“I think our goal really is to explore how sculpture has progressed to spaces where materials are shifting from your traditional bronze, aluminum or stone carved sculptures,” he said. “I think young students nowadays — and you can really tell by this exhibition here — are exploring sculpture to a diverse set of materials.”
Material / Immaterial explores that diversity with sculpture work created from computer cables, an old newspaper vending machine, computers, and home furnishings.
In his piece, Ice Cold Bud Light, Detroit-area artist Dominic Palarchio uses old shop rags from his family’s 75-year-old car service business to cover an outdoor chaise lounge.
“Using ancillary aspects of vehicles, often found in repair shops, I make certain cultural commentary or critique from the perspective of social margins,” Palarchio writes. “My work considers the physical impact of labor conditions on working class peoples bodies during the workday as well as how it trickles into their time off.”
Other exhibitions include a second show in the Main Gallery at the Secor Building, JB Squared: John Brekke and Jane Bruce, glass artists from New York City, and Momentum Intersection, a compilation of glass work from selected artists who participated in a glass study with the Arts Commission of Greater Toledo and Pilkington Glass, at the UT Center for Visual Arts.
The fourth show at Owens Community College is SHIPWRECKS and other scenes from Detroit: 1999-2019, an ongoing photo series documenting illegally dumped and stranded objects in Detroit by artist Scott Hocking, who also juried the Material / Immaterial show.
In addition to viewing the exhibitions, community members can register to view student work, attend roundtables, and hear speakers, including Bruce, Peter Christian Johnson, an associate professor of art at Kent State who will speak about Embracing Entropy, Catie Newell, an artist, licensed architect, and the Director of the Digital and Material Technologies program at the University of Michigan, and Toledo’s own Diane Wright, the Toledo Museum of Art’s curator of glass and decorative arts.
Speakers and events will show the varying social practices that are important to contemporary sculpture through not only the materials artists use, but their ideas and platforms, said Paula Baldoni, director of River House Arts gallery owner and co-founder of Contemporary Art Toledo.
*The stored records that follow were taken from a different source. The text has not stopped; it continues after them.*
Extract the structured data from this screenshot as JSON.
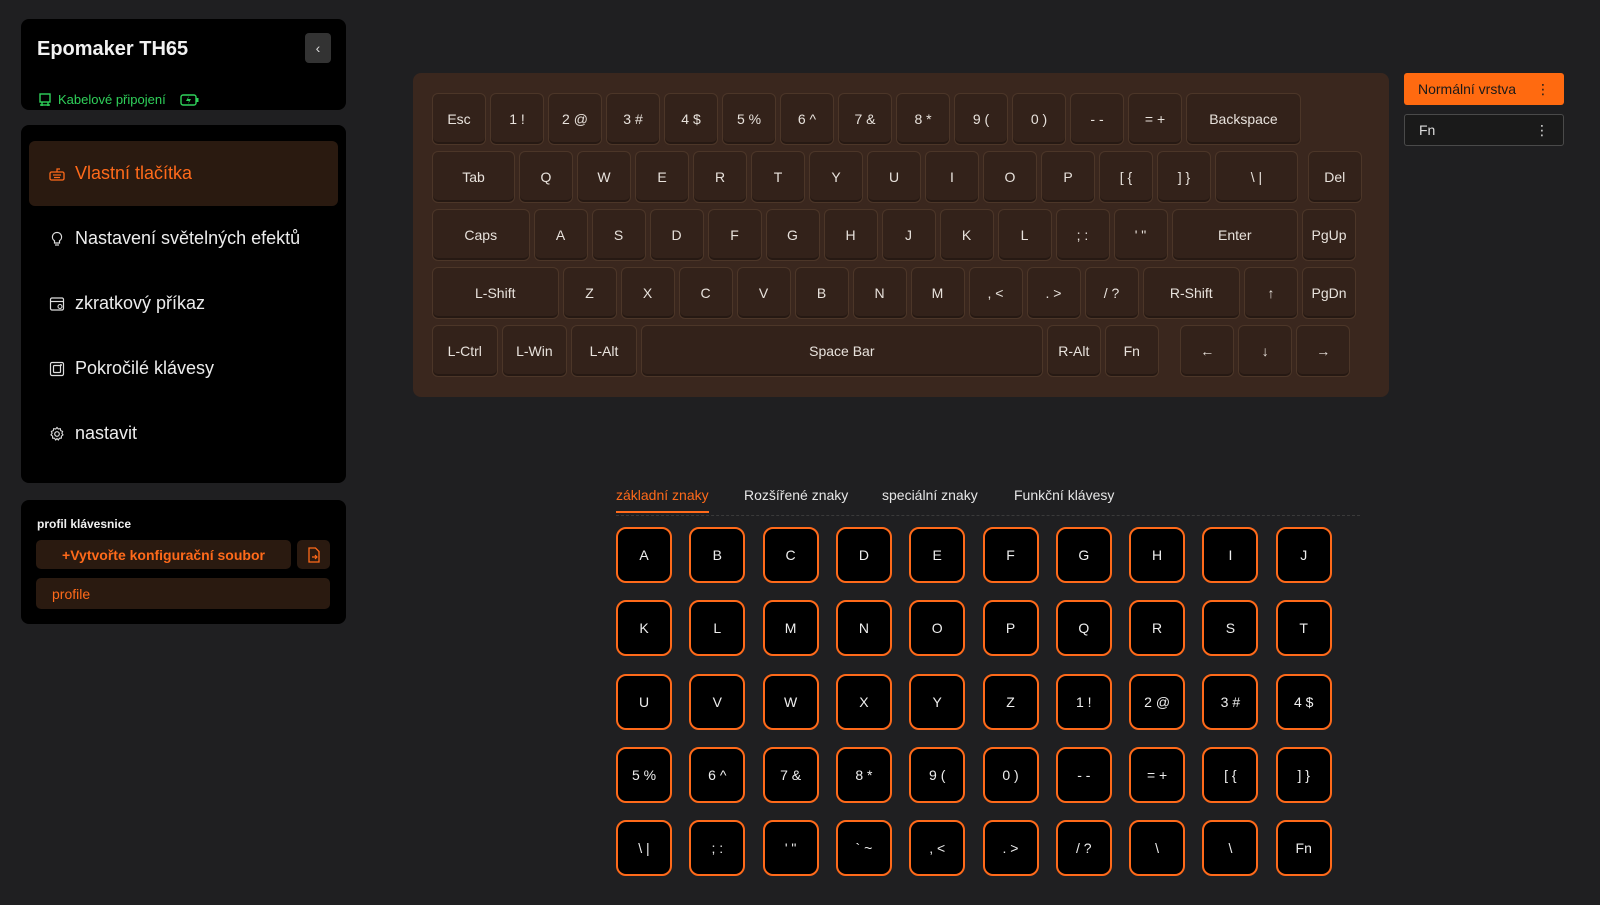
{
  "device": {
    "name": "Epomaker TH65",
    "connection": "Kabelové připojení"
  },
  "nav": {
    "items": [
      {
        "label": "Vlastní tlačítka",
        "icon": "keyboard-icon",
        "active": true
      },
      {
        "label": "Nastavení světelných efektů",
        "icon": "lightbulb-icon",
        "active": false
      },
      {
        "label": "zkratkový příkaz",
        "icon": "macro-icon",
        "active": false
      },
      {
        "label": "Pokročilé klávesy",
        "icon": "advanced-key-icon",
        "active": false
      },
      {
        "label": "nastavit",
        "icon": "gear-icon",
        "active": false
      }
    ]
  },
  "profiles": {
    "heading": "profil klávesnice",
    "create_label": "+Vytvořte konfigurační soubor",
    "items": [
      "profile"
    ]
  },
  "layers": {
    "normal": "Normální vrstva",
    "fn": "Fn"
  },
  "keyboard": {
    "rows": [
      [
        "Esc",
        "1 !",
        "2 @",
        "3 #",
        "4 $",
        "5 %",
        "6 ^",
        "7 &",
        "8 *",
        "9 (",
        "0 )",
        "- -",
        "= +",
        "Backspace"
      ],
      [
        "Tab",
        "Q",
        "W",
        "E",
        "R",
        "T",
        "Y",
        "U",
        "I",
        "O",
        "P",
        "[ {",
        "] }",
        "\\ |",
        "Del"
      ],
      [
        "Caps",
        "A",
        "S",
        "D",
        "F",
        "G",
        "H",
        "J",
        "K",
        "L",
        "; :",
        "' \"",
        "Enter",
        "PgUp"
      ],
      [
        "L-Shift",
        "Z",
        "X",
        "C",
        "V",
        "B",
        "N",
        "M",
        ", <",
        ". >",
        "/ ?",
        "R-Shift",
        "↑",
        "PgDn"
      ],
      [
        "L-Ctrl",
        "L-Win",
        "L-Alt",
        "Space Bar",
        "R-Alt",
        "Fn",
        "←",
        "↓",
        "→"
      ]
    ]
  },
  "tabs": [
    {
      "label": "základní znaky",
      "active": true
    },
    {
      "label": "Rozšířené znaky",
      "active": false
    },
    {
      "label": "speciální znaky",
      "active": false
    },
    {
      "label": "Funkční klávesy",
      "active": false
    }
  ],
  "palette": {
    "keys": [
      "A",
      "B",
      "C",
      "D",
      "E",
      "F",
      "G",
      "H",
      "I",
      "J",
      "K",
      "L",
      "M",
      "N",
      "O",
      "P",
      "Q",
      "R",
      "S",
      "T",
      "U",
      "V",
      "W",
      "X",
      "Y",
      "Z",
      "1 !",
      "2 @",
      "3 #",
      "4 $",
      "5 %",
      "6 ^",
      "7 &",
      "8 *",
      "9 (",
      "0 )",
      "- -",
      "= +",
      "[ {",
      "] }",
      "\\ |",
      "; :",
      "' \"",
      "` ~",
      ", <",
      ". >",
      "/ ?",
      "\\",
      "\\",
      "Fn"
    ]
  },
  "colors": {
    "accent": "#ff6a1a",
    "connection": "#2fd15a",
    "keyboard_plate": "#3a271e"
  }
}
“To me there is less emphasis on the actual material or medium, and more of a focus on the concept of the artist. What are they trying to express, and now that they have the freedom these days to find a medium, what helps them get their ideas across,” Baldoni said.
Academics, artists, collectors, and other members of the public who are interested in the topic are encouraged to attend. To register or for more information on exhibitions and speakers, go to catoledo.org.